*Activity*
Read through the material below and copy each line in which the word "placeholder" occurs.

*Provided records*
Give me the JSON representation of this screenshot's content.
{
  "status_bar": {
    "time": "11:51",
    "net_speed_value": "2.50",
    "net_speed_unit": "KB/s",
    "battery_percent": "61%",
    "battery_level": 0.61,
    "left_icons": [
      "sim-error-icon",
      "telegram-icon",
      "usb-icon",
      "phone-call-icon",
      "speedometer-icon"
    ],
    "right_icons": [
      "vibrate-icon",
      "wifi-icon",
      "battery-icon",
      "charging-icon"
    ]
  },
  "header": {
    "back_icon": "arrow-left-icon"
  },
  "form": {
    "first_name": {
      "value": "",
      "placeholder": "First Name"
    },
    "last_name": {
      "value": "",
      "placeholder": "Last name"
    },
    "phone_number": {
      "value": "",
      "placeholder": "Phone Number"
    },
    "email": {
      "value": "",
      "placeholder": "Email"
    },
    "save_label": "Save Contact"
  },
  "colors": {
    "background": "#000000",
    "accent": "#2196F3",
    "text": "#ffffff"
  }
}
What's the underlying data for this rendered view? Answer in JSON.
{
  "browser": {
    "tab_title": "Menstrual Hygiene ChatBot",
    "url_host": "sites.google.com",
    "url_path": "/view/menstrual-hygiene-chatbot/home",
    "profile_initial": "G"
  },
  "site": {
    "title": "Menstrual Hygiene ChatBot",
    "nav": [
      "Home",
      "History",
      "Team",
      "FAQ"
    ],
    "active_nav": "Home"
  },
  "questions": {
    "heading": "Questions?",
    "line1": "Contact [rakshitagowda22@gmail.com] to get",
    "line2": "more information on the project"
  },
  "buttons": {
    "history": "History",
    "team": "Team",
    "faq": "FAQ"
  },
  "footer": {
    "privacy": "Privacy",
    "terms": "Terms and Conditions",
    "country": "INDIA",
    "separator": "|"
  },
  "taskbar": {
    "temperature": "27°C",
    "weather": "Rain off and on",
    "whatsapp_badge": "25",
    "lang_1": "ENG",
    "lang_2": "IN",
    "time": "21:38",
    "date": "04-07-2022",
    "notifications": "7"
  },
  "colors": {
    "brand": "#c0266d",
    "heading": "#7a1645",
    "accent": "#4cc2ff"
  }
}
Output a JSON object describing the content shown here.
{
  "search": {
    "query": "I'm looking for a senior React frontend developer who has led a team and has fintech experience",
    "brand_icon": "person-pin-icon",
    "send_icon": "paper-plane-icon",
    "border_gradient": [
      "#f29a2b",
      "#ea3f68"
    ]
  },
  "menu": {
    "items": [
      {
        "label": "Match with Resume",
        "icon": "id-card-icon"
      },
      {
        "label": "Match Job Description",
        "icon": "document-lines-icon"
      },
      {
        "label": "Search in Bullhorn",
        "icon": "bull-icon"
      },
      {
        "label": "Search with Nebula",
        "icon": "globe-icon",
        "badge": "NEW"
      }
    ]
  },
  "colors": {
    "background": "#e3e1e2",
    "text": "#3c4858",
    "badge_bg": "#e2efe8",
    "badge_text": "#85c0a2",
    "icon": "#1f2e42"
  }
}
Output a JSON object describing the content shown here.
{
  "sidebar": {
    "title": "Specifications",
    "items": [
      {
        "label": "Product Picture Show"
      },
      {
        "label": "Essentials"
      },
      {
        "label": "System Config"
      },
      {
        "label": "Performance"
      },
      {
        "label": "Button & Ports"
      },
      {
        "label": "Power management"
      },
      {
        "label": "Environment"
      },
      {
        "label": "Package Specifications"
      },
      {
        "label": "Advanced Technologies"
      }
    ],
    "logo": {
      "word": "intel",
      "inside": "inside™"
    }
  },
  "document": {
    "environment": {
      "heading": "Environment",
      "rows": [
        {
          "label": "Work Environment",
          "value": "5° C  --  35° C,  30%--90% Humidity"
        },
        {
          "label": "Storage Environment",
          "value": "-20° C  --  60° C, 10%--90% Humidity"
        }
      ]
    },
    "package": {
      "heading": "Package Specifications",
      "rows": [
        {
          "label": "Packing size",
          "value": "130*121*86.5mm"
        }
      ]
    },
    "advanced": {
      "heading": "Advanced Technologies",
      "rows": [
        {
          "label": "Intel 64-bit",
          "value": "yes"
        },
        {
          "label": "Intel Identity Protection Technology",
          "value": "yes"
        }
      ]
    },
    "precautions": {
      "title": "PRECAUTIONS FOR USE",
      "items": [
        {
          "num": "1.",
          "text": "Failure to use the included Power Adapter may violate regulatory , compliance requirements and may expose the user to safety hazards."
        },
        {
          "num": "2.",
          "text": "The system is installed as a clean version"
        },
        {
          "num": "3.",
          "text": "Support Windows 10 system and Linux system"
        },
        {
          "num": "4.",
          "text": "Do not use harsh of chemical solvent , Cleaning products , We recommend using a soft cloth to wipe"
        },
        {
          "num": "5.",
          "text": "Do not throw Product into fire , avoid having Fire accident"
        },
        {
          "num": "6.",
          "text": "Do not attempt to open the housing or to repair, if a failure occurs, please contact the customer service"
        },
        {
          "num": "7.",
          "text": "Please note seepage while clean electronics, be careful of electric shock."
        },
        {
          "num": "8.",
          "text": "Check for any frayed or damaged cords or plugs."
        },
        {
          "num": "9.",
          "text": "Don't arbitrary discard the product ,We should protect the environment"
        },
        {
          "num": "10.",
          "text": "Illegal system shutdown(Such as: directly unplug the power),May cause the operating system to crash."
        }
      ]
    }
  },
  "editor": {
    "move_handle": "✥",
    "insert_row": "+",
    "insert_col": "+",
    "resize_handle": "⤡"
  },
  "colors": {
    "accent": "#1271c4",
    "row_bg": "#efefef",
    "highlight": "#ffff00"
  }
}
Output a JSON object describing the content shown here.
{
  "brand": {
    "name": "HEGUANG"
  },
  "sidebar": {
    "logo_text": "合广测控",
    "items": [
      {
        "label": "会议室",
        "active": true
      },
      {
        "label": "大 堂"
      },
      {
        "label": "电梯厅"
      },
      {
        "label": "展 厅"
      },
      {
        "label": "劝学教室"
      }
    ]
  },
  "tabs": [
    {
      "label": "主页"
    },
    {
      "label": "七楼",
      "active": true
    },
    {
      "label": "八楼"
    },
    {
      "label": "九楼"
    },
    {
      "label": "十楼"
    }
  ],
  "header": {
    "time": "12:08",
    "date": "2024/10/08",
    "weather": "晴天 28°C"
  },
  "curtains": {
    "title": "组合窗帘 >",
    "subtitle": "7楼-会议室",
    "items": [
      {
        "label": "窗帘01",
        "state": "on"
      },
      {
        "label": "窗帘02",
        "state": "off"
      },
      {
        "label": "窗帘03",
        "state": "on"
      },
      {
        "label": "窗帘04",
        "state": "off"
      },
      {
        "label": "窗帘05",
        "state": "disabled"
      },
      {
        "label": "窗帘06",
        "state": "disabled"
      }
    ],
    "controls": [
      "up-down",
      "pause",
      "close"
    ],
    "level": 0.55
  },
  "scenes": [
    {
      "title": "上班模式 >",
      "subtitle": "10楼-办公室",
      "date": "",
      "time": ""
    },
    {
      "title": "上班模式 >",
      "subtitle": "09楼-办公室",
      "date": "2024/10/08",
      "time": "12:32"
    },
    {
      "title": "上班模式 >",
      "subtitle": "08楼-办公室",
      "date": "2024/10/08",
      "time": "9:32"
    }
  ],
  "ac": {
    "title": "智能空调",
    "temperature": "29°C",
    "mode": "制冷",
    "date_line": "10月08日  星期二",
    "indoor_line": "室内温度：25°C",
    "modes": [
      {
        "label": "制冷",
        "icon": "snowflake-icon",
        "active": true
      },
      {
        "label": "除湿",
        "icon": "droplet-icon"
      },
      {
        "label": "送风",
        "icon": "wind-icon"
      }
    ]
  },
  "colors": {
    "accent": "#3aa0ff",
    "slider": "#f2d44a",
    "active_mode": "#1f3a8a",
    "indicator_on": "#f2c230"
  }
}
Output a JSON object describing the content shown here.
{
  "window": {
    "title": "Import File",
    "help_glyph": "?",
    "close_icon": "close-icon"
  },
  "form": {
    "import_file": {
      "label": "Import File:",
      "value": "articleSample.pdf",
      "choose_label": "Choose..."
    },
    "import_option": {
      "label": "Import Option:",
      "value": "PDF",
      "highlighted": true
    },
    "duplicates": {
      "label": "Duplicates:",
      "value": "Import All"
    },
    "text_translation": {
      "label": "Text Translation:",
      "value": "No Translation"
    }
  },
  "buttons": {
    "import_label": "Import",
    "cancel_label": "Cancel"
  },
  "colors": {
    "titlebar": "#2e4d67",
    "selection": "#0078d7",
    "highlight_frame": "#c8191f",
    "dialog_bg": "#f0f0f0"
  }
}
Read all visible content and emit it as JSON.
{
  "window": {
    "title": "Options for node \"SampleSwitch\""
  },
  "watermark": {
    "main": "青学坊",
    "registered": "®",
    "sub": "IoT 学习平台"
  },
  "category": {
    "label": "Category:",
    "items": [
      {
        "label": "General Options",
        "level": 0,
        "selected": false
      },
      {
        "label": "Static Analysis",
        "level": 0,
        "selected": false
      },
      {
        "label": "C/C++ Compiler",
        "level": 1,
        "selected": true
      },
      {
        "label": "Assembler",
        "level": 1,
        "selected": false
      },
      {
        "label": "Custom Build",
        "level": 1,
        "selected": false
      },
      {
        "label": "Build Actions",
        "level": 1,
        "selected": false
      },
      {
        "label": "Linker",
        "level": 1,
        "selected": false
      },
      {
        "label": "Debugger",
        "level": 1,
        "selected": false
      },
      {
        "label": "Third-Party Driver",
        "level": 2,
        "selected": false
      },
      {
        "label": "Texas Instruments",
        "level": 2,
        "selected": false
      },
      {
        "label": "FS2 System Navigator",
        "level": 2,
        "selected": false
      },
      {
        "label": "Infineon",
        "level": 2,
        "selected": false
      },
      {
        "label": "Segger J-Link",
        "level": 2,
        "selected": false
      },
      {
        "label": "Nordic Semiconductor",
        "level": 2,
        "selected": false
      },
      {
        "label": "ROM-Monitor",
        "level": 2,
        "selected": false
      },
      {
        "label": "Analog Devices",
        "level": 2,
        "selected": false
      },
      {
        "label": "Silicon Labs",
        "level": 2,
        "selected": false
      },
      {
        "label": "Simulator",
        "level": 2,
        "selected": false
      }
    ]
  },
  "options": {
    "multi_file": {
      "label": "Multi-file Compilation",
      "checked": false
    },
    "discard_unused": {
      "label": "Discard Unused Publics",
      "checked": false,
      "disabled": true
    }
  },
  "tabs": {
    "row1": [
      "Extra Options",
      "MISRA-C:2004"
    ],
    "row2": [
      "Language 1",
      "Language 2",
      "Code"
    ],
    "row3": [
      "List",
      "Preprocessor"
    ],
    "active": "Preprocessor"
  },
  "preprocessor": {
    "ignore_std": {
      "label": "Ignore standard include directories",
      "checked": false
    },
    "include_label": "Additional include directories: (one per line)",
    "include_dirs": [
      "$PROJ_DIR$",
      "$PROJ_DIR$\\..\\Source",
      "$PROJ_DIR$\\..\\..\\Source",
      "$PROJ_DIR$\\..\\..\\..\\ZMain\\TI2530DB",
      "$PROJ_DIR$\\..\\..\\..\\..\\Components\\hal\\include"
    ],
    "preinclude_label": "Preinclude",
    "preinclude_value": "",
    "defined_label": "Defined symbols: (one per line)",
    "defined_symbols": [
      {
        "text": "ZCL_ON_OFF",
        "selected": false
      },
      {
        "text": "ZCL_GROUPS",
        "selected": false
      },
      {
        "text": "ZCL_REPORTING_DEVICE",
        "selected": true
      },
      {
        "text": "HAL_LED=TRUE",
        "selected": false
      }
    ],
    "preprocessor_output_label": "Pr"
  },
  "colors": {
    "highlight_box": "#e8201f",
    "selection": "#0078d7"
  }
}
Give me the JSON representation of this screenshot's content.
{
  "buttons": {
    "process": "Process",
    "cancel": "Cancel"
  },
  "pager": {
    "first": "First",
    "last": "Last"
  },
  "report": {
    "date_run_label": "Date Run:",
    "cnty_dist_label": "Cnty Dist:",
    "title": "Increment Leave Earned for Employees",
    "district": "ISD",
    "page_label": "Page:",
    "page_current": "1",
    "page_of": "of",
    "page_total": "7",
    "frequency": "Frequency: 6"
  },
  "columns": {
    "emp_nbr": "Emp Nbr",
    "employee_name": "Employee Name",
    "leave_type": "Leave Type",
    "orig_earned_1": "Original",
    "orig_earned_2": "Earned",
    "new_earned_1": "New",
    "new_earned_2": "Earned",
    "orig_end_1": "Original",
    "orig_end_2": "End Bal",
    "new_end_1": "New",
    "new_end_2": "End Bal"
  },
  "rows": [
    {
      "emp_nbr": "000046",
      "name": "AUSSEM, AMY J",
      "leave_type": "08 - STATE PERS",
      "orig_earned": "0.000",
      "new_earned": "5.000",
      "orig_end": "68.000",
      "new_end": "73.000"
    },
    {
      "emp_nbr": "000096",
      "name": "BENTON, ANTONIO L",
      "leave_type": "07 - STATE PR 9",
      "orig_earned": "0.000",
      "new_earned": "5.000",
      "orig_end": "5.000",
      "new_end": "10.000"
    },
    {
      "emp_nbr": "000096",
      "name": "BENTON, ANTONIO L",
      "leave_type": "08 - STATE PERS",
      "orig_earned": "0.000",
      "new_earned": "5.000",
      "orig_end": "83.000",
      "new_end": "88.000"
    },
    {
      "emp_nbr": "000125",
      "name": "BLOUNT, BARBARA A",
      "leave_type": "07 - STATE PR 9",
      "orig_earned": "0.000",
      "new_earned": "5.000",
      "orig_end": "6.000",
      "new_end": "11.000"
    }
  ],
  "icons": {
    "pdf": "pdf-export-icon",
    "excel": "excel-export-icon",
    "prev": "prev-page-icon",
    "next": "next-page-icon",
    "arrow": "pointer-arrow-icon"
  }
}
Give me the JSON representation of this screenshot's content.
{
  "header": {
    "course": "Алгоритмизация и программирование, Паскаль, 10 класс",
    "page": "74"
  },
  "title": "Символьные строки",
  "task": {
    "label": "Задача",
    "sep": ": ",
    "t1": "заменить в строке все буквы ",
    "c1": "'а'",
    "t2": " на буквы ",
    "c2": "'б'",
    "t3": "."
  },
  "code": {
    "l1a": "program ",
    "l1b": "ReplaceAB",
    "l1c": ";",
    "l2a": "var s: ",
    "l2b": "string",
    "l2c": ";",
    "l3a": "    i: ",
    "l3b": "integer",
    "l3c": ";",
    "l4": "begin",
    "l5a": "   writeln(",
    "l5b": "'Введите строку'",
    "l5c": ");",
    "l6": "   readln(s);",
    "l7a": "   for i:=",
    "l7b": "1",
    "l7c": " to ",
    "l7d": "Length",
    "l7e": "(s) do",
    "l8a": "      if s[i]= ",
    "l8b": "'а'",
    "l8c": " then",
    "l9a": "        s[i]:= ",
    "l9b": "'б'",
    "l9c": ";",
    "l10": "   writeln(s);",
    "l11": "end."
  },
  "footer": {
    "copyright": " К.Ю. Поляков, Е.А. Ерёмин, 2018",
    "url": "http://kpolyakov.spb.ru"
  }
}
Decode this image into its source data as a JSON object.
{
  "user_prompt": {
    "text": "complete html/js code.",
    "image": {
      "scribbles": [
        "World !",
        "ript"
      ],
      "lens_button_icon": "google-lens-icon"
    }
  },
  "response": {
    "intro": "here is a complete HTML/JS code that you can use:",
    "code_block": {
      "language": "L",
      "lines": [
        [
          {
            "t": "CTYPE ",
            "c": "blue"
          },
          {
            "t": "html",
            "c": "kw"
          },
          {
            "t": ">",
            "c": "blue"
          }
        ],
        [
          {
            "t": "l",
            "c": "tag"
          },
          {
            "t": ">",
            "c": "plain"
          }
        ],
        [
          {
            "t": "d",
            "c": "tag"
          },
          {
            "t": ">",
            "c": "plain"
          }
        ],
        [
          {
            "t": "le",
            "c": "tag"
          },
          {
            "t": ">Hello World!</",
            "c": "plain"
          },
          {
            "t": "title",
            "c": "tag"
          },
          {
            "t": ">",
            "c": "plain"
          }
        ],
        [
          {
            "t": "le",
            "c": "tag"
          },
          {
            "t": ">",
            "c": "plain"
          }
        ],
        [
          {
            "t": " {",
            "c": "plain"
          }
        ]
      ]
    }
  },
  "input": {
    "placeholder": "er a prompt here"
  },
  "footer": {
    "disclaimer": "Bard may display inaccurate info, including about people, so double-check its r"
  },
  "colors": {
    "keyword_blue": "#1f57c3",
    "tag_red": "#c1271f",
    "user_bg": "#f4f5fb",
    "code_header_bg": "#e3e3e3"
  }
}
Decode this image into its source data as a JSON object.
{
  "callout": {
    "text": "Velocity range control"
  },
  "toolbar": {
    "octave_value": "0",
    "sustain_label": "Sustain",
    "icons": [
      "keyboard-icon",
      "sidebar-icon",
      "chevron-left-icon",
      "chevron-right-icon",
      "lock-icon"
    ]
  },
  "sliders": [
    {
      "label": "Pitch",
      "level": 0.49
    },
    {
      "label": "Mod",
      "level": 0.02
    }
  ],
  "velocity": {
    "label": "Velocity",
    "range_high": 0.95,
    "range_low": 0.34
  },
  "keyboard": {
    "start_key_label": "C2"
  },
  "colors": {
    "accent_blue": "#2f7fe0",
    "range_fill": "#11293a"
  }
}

*The answer*
      "placeholder": "First Name"
      "placeholder": "Last name"
      "placeholder": "Phone Number"
      "placeholder": "Email"
    "placeholder": "er a prompt here"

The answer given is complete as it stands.